A majority (78%) of Malaysian businesses are either moderately or extremely concerned regarding the Covid-19 pandemic. This was determined by the ‘Impact of Covid-19 on Malaysian Businesses’ report. The report is a joint initiative between Monash University Malaysia, Monash Malaysia Research and Development (MMR&D) and Global Asia in the 21 Century Research Platform.
Food and beverage (F&B), entertainment & tourism, as well as agriculture industries are most concerned with the decrease in consumer confidence. In contrast, almost half of the firms (43%) within the business and financial services industry are concerned with a potential global recession. The report shows that construction firms are struggling to balance between worker well-being and productivity, with 35% worried about a reduction in productivity of their workforce. At the same time, the manufacturing and F&B industry noted the vulnerability to supply chain shocks as one of their major worries.
More than a quarter (26%) of F&B-related businesses being family-owned, face the highest risk of going out of business. Other key findings from the survey include:
· 65% of respondents are re-strategising their financial commitments given continued high levels of uncertainties;
· Managers and company owners appear to have a bleak outlook, with 73% of businesses expecting the company’s revenue to decrease this year;
· 60% of companies cited the immediate financial impact of the pandemic as their greatest concern followed by a potential global recession (42%), and 31% questioning their ability to stay afloat;

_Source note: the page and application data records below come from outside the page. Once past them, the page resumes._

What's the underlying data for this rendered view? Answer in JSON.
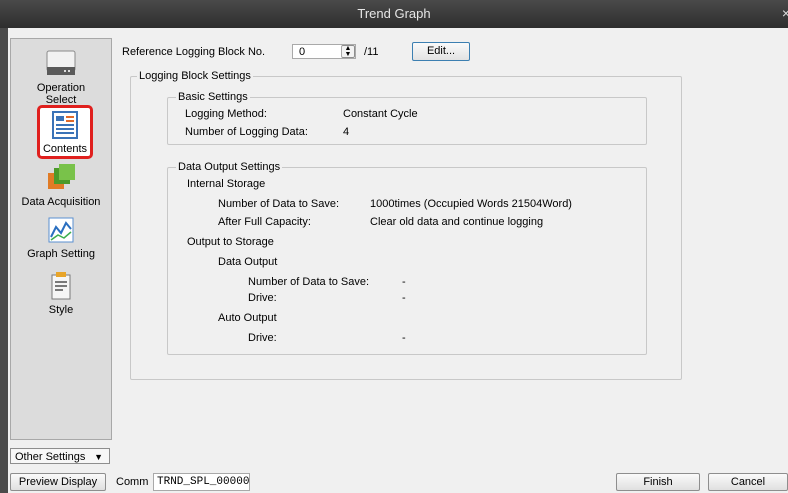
{
  "window": {
    "title": "Trend Graph",
    "close_glyph": "×"
  },
  "sidebar": {
    "items": [
      {
        "label": "Operation Select",
        "icon": "operation-select-icon"
      },
      {
        "label": "Contents",
        "icon": "contents-icon",
        "selected": true
      },
      {
        "label": "Data Acquisition",
        "icon": "data-acquisition-icon"
      },
      {
        "label": "Graph Setting",
        "icon": "graph-setting-icon"
      },
      {
        "label": "Style",
        "icon": "style-icon"
      }
    ],
    "other_settings": "Other Settings",
    "other_settings_arrow": "▼",
    "highlight_color": "#e0201e"
  },
  "reference": {
    "label": "Reference Logging Block No.",
    "value": "0",
    "max": "/11",
    "edit_button": "Edit..."
  },
  "logging_block": {
    "title": "Logging Block Settings",
    "basic": {
      "title": "Basic Settings",
      "method_label": "Logging Method:",
      "method_value": "Constant Cycle",
      "count_label": "Number of Logging Data:",
      "count_value": "4"
    },
    "output": {
      "title": "Data Output Settings",
      "internal_storage": "Internal Storage",
      "data_to_save_label": "Number of Data to Save:",
      "data_to_save_value": "1000times (Occupied Words 21504Word)",
      "after_full_label": "After Full Capacity:",
      "after_full_value": "Clear old data and continue logging",
      "output_to_storage": "Output to Storage",
      "data_output": "Data Output",
      "do_save_label": "Number of Data to Save:",
      "do_save_value": "-",
      "do_drive_label": "Drive:",
      "do_drive_value": "-",
      "auto_output": "Auto Output",
      "ao_drive_label": "Drive:",
      "ao_drive_value": "-"
    }
  },
  "footer": {
    "preview_button": "Preview Display",
    "comm_label": "Comm",
    "comm_value": "TRND_SPL_00000",
    "finish_button": "Finish",
    "cancel_button": "Cancel"
  }
}
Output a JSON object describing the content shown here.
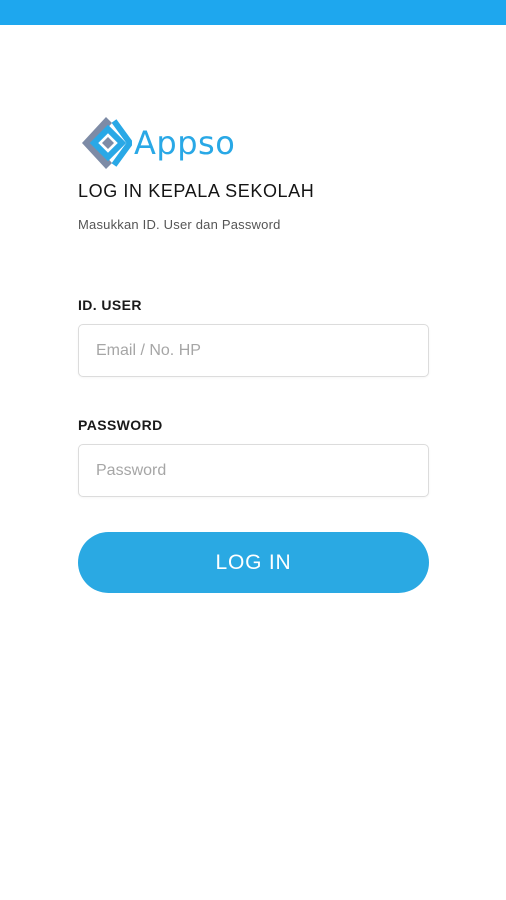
{
  "brand": {
    "logo_text": "Appso",
    "logo_icon": "appso-diamond-logo-icon",
    "color": "#29a8e6"
  },
  "status_bar": {
    "color": "#1ea7ee"
  },
  "login": {
    "title": "LOG IN KEPALA SEKOLAH",
    "subtitle": "Masukkan ID. User dan Password",
    "user_label": "ID. USER",
    "user_placeholder": "Email / No. HP",
    "user_value": "",
    "password_label": "PASSWORD",
    "password_placeholder": "Password",
    "password_value": "",
    "button_label": "LOG IN",
    "button_color": "#2aa9e3"
  }
}
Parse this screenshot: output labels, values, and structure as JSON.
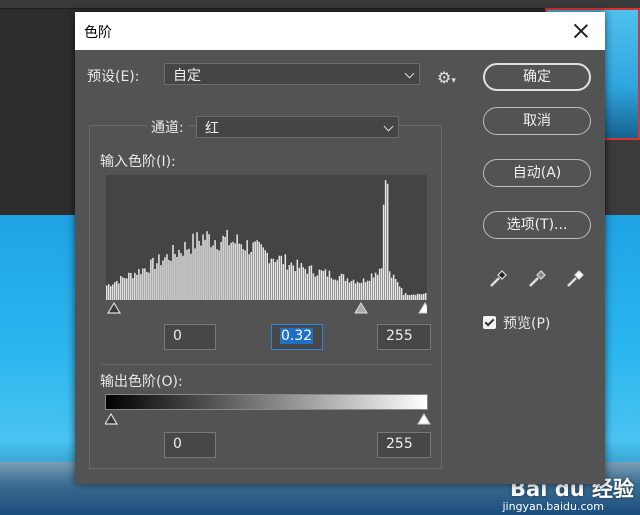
{
  "dialog": {
    "title": "色阶",
    "preset_label": "预设(E):",
    "preset_value": "自定",
    "channel_label": "通道:",
    "channel_value": "红",
    "input_levels_label": "输入色阶(I):",
    "input_black": "0",
    "input_gamma": "0.32",
    "input_white": "255",
    "output_levels_label": "输出色阶(O):",
    "output_black": "0",
    "output_white": "255",
    "buttons": {
      "ok": "确定",
      "cancel": "取消",
      "auto": "自动(A)",
      "options": "选项(T)..."
    },
    "preview_label": "预览(P)",
    "preview_checked": true
  },
  "watermark": {
    "brand": "Bai du 经验",
    "url": "jingyan.baidu.com"
  }
}
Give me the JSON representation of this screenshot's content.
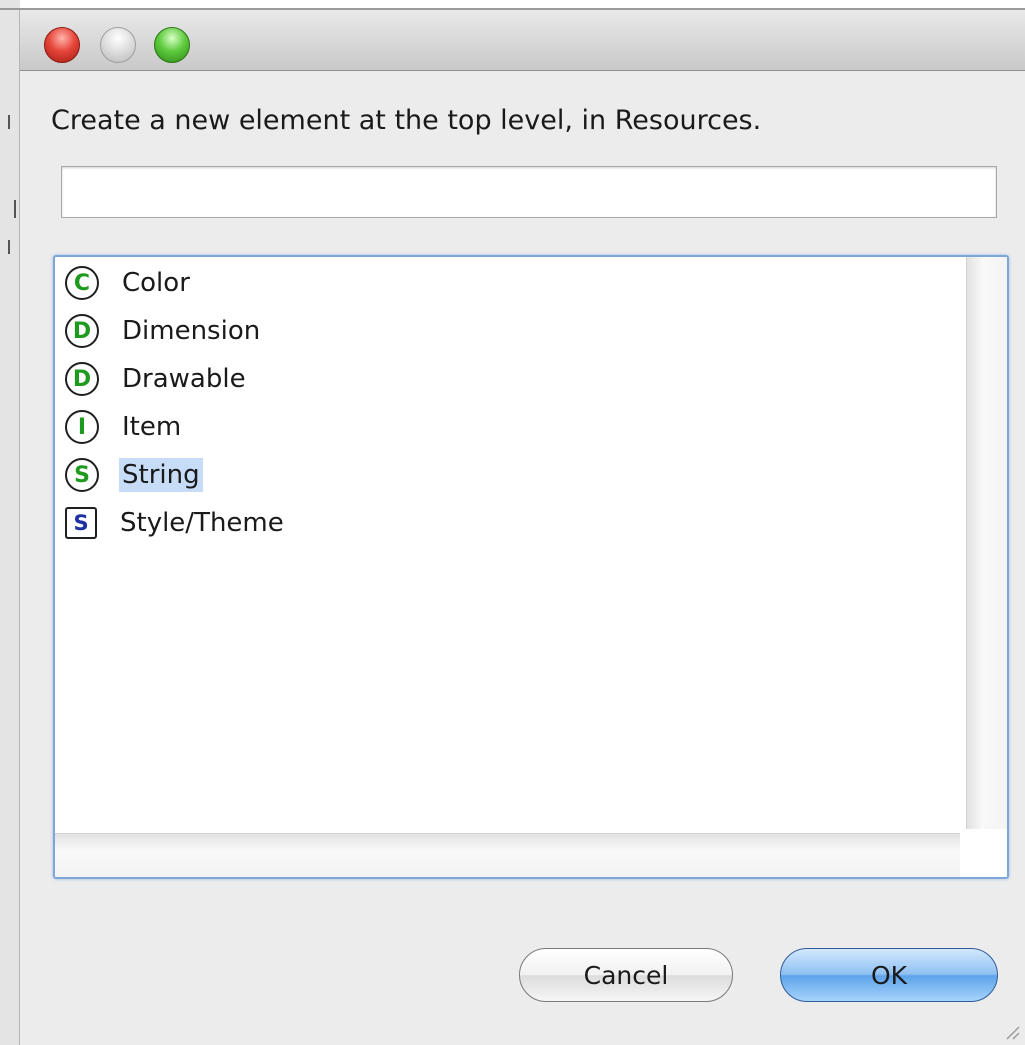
{
  "dialog": {
    "message": "Create a new element at the top level, in Resources.",
    "filter": {
      "value": "",
      "placeholder": ""
    },
    "items": [
      {
        "label": "Color",
        "icon_letter": "C",
        "icon": "color-resource-icon",
        "icon_shape": "circle",
        "selected": false
      },
      {
        "label": "Dimension",
        "icon_letter": "D",
        "icon": "dimension-resource-icon",
        "icon_shape": "circle",
        "selected": false
      },
      {
        "label": "Drawable",
        "icon_letter": "D",
        "icon": "drawable-resource-icon",
        "icon_shape": "circle",
        "selected": false
      },
      {
        "label": "Item",
        "icon_letter": "I",
        "icon": "item-resource-icon",
        "icon_shape": "circle",
        "selected": false
      },
      {
        "label": "String",
        "icon_letter": "S",
        "icon": "string-resource-icon",
        "icon_shape": "circle",
        "selected": true
      },
      {
        "label": "Style/Theme",
        "icon_letter": "S",
        "icon": "style-resource-icon",
        "icon_shape": "square",
        "selected": false
      }
    ],
    "buttons": {
      "cancel_label": "Cancel",
      "ok_label": "OK"
    }
  },
  "colors": {
    "circle_icon_letter": "#1e9a1e",
    "square_icon_letter": "#1c2fa3",
    "selection": "#c7dcf7",
    "default_button": "#6aaeef"
  }
}
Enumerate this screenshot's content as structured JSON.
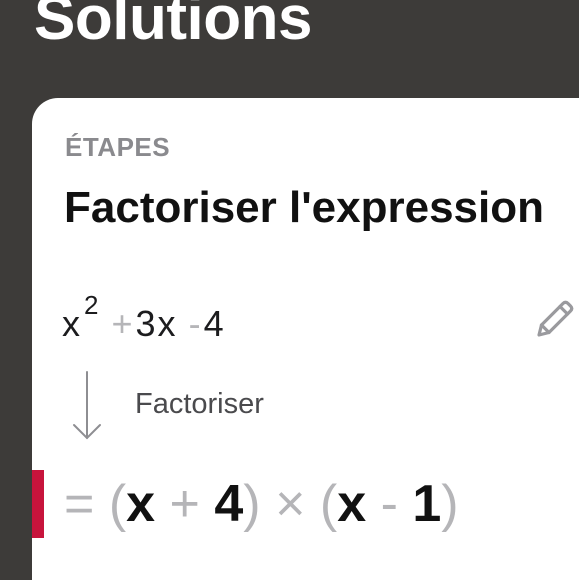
{
  "page": {
    "heading": "Solutions"
  },
  "card": {
    "section_label": "ÉTAPES",
    "step_title": "Factoriser l'expression",
    "expression": {
      "base": "x",
      "exponent": "2",
      "plus": "+",
      "coef": "3",
      "var": "x",
      "minus": "-",
      "constant": "4"
    },
    "edit_icon": "pencil-icon",
    "arrow_icon": "arrow-down-icon",
    "step_action": "Factoriser",
    "result": {
      "equals": "=",
      "open1": "(",
      "var1": "x",
      "op1": "+",
      "num1": "4",
      "close1": ")",
      "times": "×",
      "open2": "(",
      "var2": "x",
      "op2": "-",
      "num2": "1",
      "close2": ")"
    },
    "accent_color": "#c7143c"
  }
}
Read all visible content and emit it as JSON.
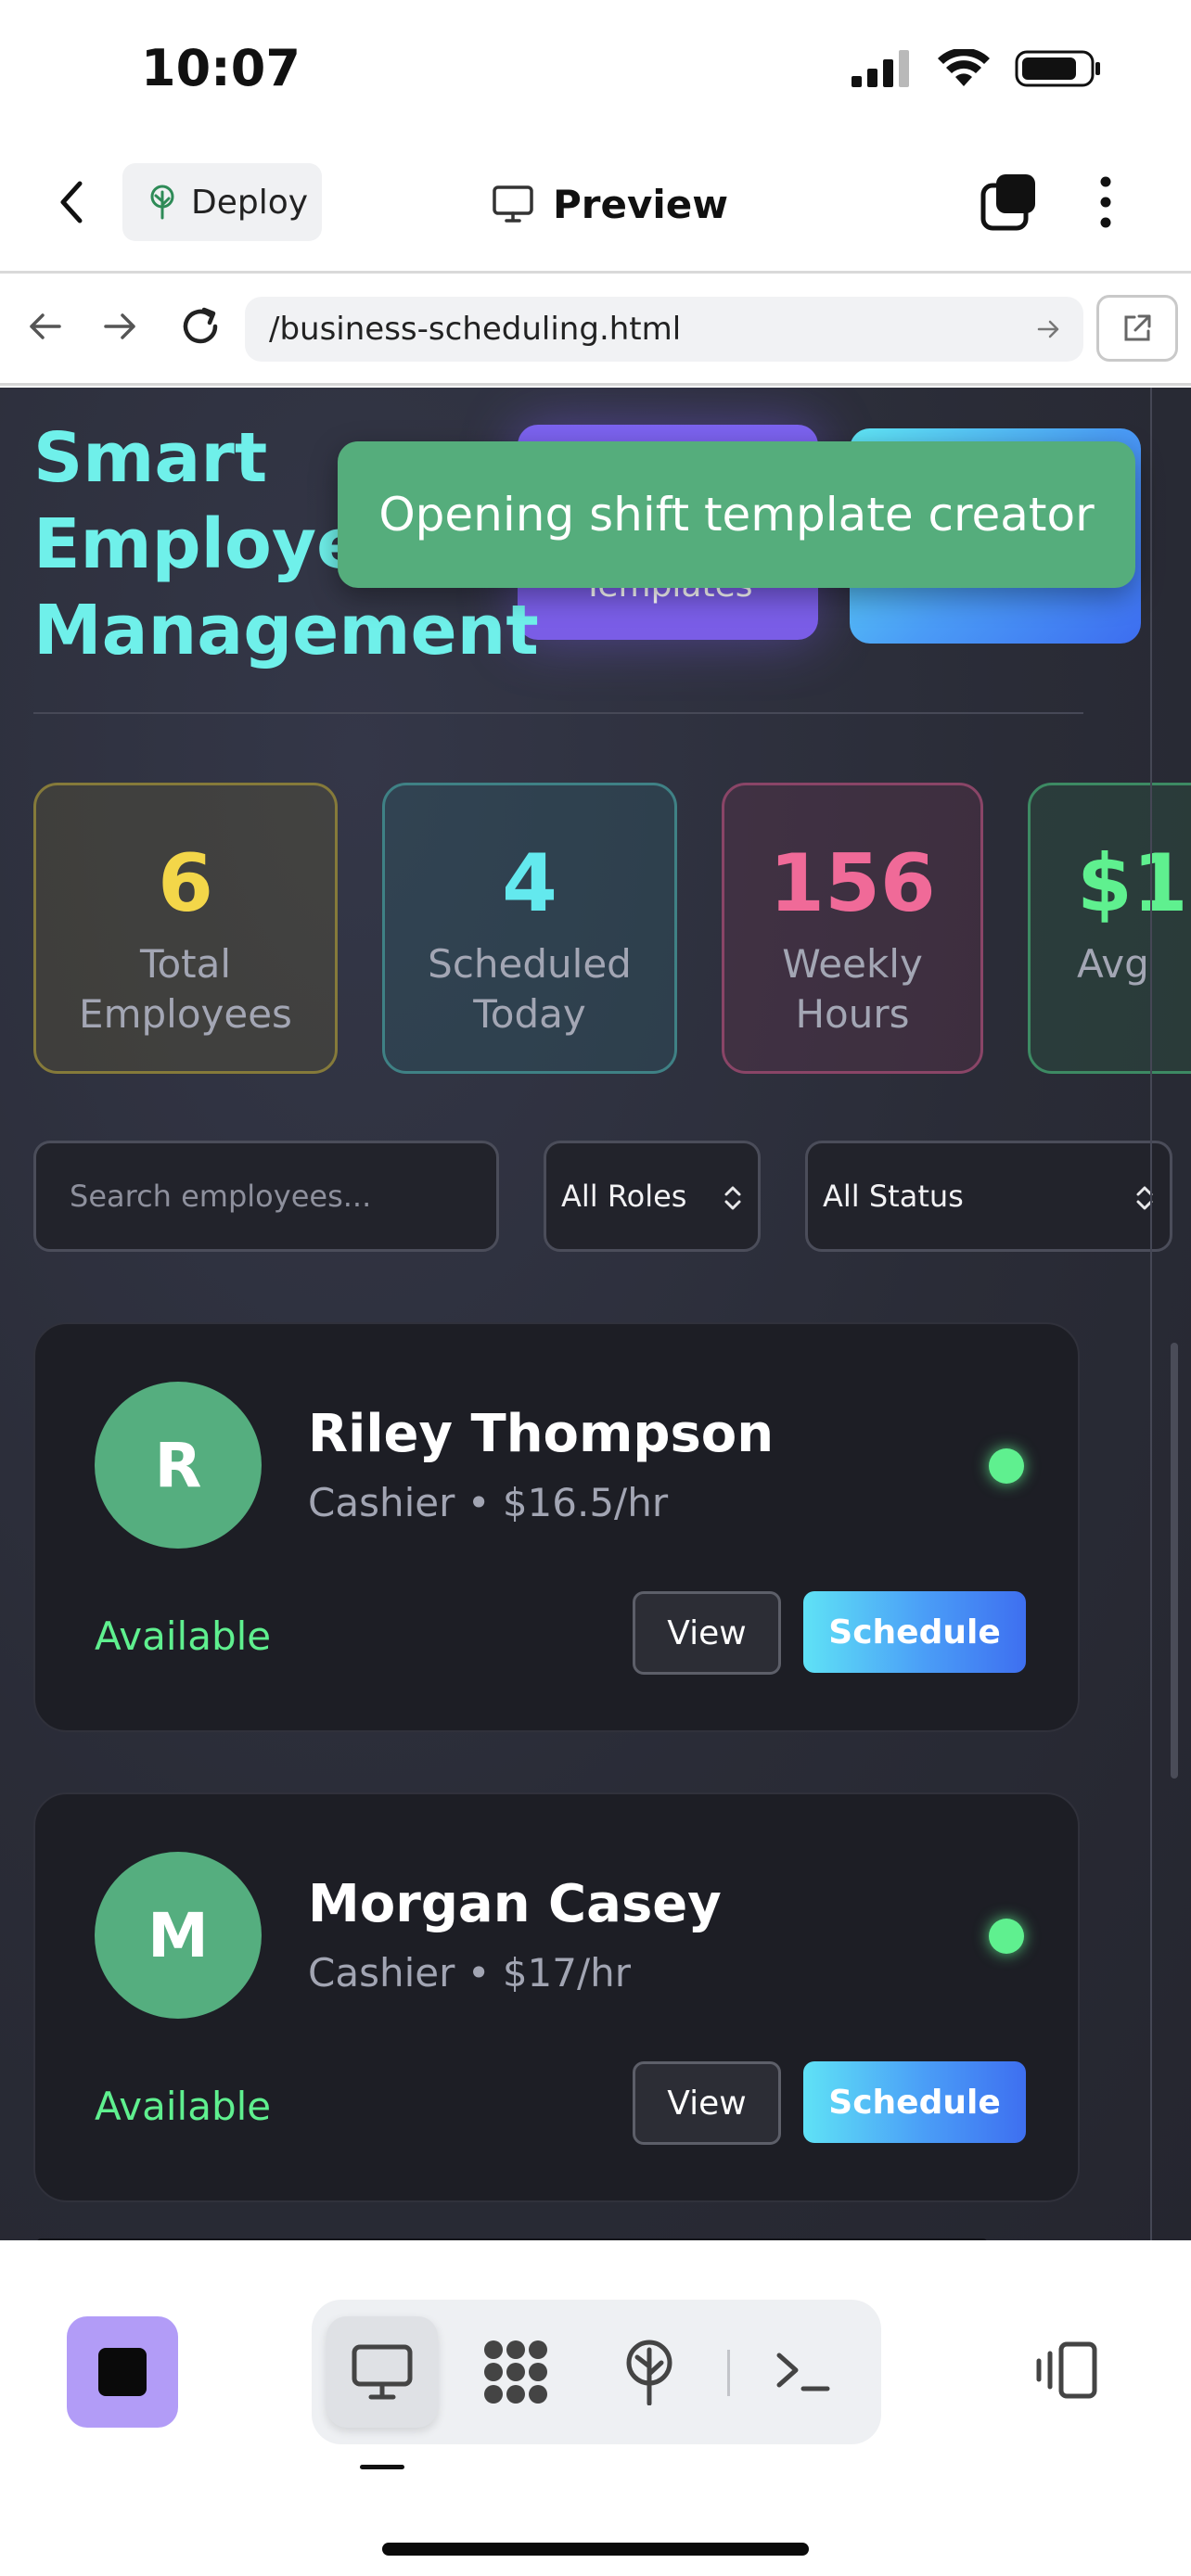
{
  "status_bar": {
    "time": "10:07"
  },
  "app_bar": {
    "deploy_label": "Deploy",
    "preview_label": "Preview"
  },
  "browser": {
    "url": "/business-scheduling.html"
  },
  "page": {
    "hero_title_lines": [
      "Smart",
      "Employee",
      "Management"
    ],
    "hero_button_purple_label": "Templates",
    "toast": "Opening shift template creator",
    "stats": [
      {
        "value": "6",
        "label_lines": [
          "Total",
          "Employees"
        ]
      },
      {
        "value": "4",
        "label_lines": [
          "Scheduled",
          "Today"
        ]
      },
      {
        "value": "156",
        "label_lines": [
          "Weekly",
          "Hours"
        ]
      },
      {
        "value": "$1",
        "label_lines": [
          "Avg"
        ]
      }
    ],
    "search_placeholder": "Search employees...",
    "roles_filter": "All Roles",
    "status_filter": "All Status",
    "employees": [
      {
        "initial": "R",
        "name": "Riley Thompson",
        "role_rate": "Cashier • $16.5/hr",
        "status": "Available",
        "view_label": "View",
        "schedule_label": "Schedule"
      },
      {
        "initial": "M",
        "name": "Morgan Casey",
        "role_rate": "Cashier • $17/hr",
        "status": "Available",
        "view_label": "View",
        "schedule_label": "Schedule"
      }
    ]
  },
  "colors": {
    "accent_cyan": "#6ff0ea",
    "toast_green": "#55ad7c",
    "status_green": "#5ff08f",
    "purple": "#7c63f0",
    "stop_button": "#b29cf7"
  },
  "icons": {
    "status": [
      "signal-icon",
      "wifi-icon",
      "battery-icon"
    ],
    "app_bar": [
      "back-icon",
      "deploy-tree-icon",
      "monitor-icon",
      "tabs-icon",
      "more-vertical-icon"
    ],
    "browser": [
      "nav-back-icon",
      "nav-forward-icon",
      "reload-icon",
      "go-arrow-icon",
      "external-link-icon"
    ],
    "dock": [
      "stop-icon",
      "monitor-icon",
      "grid-icon",
      "deploy-tree-icon",
      "terminal-icon",
      "panel-icon"
    ]
  }
}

· Companies are exploring all avenues to mitigate the impact of the pandemic, with a near equal focus on changing business and operational strategy (66%), cost containment (65%), and changing company financing and expenditure plans (63%); and
· 73% of respondents fear that Malaysia may be at a high risk of economic stagnation.
Despite the various headwinds, 15% of respondents remain very optimistic and 30% optimistic about Malaysia’s economic outlook in the coming 12 months.
What should the Government do? There are several steps the Government could act:
· Engage with SMEs, trade associations, Chambers of Commerce on a bi-weekly basis;
· Issue latest bulletins of developments, initiatives launched on a weekly basis;
· Process concerns and mitigate them with concrete steps;
· Step-out with emergency/contingency measures/funds;
· Monitor confidence levels by sectors; and
· Then, perhaps confidence level will also return with political stability.
Business sentiment not improving just yet, says Monash report, Focus Malaysia, 25/9/20